Guest post from Stroud Wealth Management
We will experience several coronavirus-like market shocks in our lifetimes, especially now that we’re living longer—which is why it’s so important to stick to a few basic investment principles. The headlines in the first week of the new decade were dominated by the impeachment of President Trump, fears of a new war in the Gulf and the UK’s impending departure from the EU.
COVID-19 was barely on the international radar. But by the end of January, the World Health Organisation had declared it a global health emergency. It was quickly evident that the world was facing what’s often referred to as a black swan event.

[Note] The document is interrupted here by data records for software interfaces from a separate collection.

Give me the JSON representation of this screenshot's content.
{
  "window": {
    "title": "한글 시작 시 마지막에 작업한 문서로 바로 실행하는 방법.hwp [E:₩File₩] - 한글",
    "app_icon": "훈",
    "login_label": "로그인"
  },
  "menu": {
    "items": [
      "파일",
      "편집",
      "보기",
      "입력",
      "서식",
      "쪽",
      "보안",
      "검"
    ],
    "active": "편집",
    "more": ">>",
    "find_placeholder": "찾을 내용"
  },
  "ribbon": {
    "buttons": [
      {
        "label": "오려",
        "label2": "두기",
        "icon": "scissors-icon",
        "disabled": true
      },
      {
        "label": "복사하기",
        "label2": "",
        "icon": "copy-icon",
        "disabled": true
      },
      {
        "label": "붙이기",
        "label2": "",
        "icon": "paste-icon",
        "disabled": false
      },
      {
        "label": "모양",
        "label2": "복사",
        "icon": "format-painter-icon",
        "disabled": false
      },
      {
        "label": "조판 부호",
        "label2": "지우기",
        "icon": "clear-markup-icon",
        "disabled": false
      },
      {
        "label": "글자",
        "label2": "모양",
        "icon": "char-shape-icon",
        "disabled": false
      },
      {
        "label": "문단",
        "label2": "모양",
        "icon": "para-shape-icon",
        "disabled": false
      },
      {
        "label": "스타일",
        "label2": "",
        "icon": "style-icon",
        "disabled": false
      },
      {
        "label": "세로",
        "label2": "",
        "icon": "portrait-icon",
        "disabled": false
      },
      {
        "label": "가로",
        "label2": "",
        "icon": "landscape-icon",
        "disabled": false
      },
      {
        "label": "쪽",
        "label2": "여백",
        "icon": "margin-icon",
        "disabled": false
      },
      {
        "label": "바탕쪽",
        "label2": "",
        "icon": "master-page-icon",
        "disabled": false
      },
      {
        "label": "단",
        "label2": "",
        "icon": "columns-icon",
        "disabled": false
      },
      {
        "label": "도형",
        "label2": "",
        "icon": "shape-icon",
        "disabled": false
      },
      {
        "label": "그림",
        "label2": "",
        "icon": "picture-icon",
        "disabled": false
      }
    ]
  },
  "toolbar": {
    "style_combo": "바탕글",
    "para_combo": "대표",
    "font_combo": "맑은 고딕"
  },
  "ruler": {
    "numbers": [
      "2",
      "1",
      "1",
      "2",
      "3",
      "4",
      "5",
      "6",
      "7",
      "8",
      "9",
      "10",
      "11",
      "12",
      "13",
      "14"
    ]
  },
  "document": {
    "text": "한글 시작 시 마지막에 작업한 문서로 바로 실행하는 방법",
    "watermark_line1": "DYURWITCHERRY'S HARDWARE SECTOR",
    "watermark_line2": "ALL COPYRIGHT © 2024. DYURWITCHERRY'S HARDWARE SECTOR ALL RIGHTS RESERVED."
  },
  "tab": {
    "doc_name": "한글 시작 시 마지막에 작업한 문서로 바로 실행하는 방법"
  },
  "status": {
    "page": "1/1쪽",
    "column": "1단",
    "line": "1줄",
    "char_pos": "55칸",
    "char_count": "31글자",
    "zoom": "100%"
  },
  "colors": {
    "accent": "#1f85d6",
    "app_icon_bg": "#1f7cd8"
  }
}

This, according to theorist and writer Nassim Nicholas Taleb, who coined the term, is an event that is rare and devastating in its impact, and seemingly emerges from nowhere—but with an element of retrospective predictability. The coronavirus pandemic falls very firmly into that category.

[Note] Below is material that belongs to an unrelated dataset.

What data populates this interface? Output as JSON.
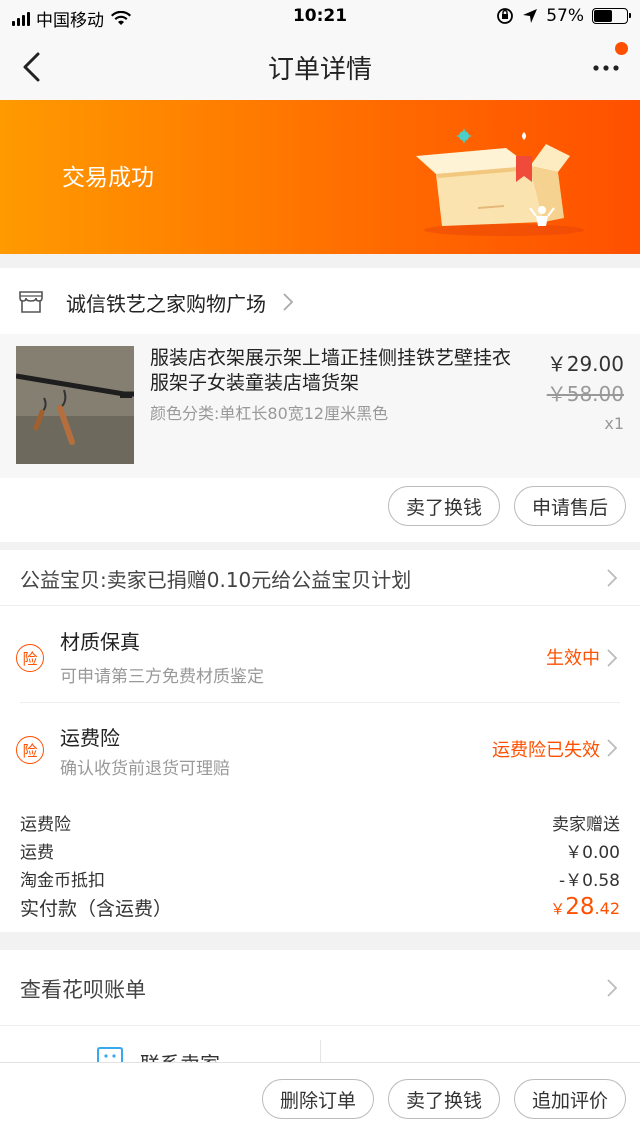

Economic crises are more common than Christmas
Yet there is a paradox at the heart of black swan events. While each is by definition unique, they occur with relative frequency. The first decade of the century brought us at least two, in the form of September 11 attacks in the US and the 2008 financial crisis—with the latter in particular having long-lasting, global implications.
For investors, there is a vital lesson in this. Because while each black swan event is a one-off, anyone investing for the long-term will experience several such events that can have serious consequences for economies, markets and investments.
And as average life expectancy increases, so too will the number of unique events and market shocks that investors must endure. There are now some 15,000 centenarians in the UK and a baby born in 2020 has a 50% chance of living to 100, according to the Office for National Statistics.
“There will be more economic crises in our lifetimes,” says Robert Gardner, Director of Investments at St. James’s Place. “During the last 100 years, there have been 10% more market pullbacks than Christmases. Everyone knows Christmas will come; think of volatility the same way.”
Source: Financial Express. Produced on a bid to bid basis, capital returns. Date to 28 February 2020. Past performance is not indicative of future performance and you may get back less than you invested.
The importance of principles and a long-term plan
Unlike Christmas, however, we don’t know when volatility and market shocks will happen. That’s why it’s essential for investors to have basic principles in place that they can stick to over the long-term, says Gardner.
Those principles include having at least three months of cash set aside in order to cover short-term needs and provide peace of mind.
It’s also about saving regularly and benefiting from pound cost averaging. By drip-feeding money into investments, you are buying units at different times rather than at one price, so that you buy more when prices are low and benefit when they rise.
Then there’s the golden rule of diversification.
“This means having a well-diversified portfolio of equities and bonds invested around the world across different sectors and companies, rather than trying to predict which sectors and regions will do well,” Gardner explains.
Investors should also use the various tax wrappers available in order to make their money work harder and review their plan regularly to keep it on track.
It can be hard at times like this, when there’s so much ‘noise’ around investment markets, for investors to make the right decisions for good long-term outcomes.
“That’s why speaking to a financial adviser and tapping into their expertise is so important,” says Gardner. “A financial adviser can stop you from making poor decisions and taking your eye off the long-term.”
If you want the long-term perspective on the current market uncertainty, or to know more about the Investment Management Approach to the 100-year life, just ask your St. James’s Place Partner.
Looking for a few basic investment principles and a long-term plan for mitigating the effects of market shocks? Whatever you need, St. James’s Place is there to help. Just ask.
The value of an investment with St. James’s Place will be directly linked to the performance of the funds selected and the value may fall as well as rise. You may get back less than the amount invested.
An investment in equities does not provide the security of capital associated with a deposit account with a bank or building society.
Source: FTSE International Limited (“FTSE”) © FTSE 2020 . “FTSE®” is a trademark of the London Stock Exchange Group companies and is used by FTSE International Limited under licence. All rights in the FTSE indices and/or FTSE ratings vest in FTSE and/or its licensors. Neither FTSE nor its licensors accept any liability for any errors or omissions in the FTSE indices and/or FTSE ratings or underlying data. No further distribution of FTSE Data is permitted without FTSE’s express written consent.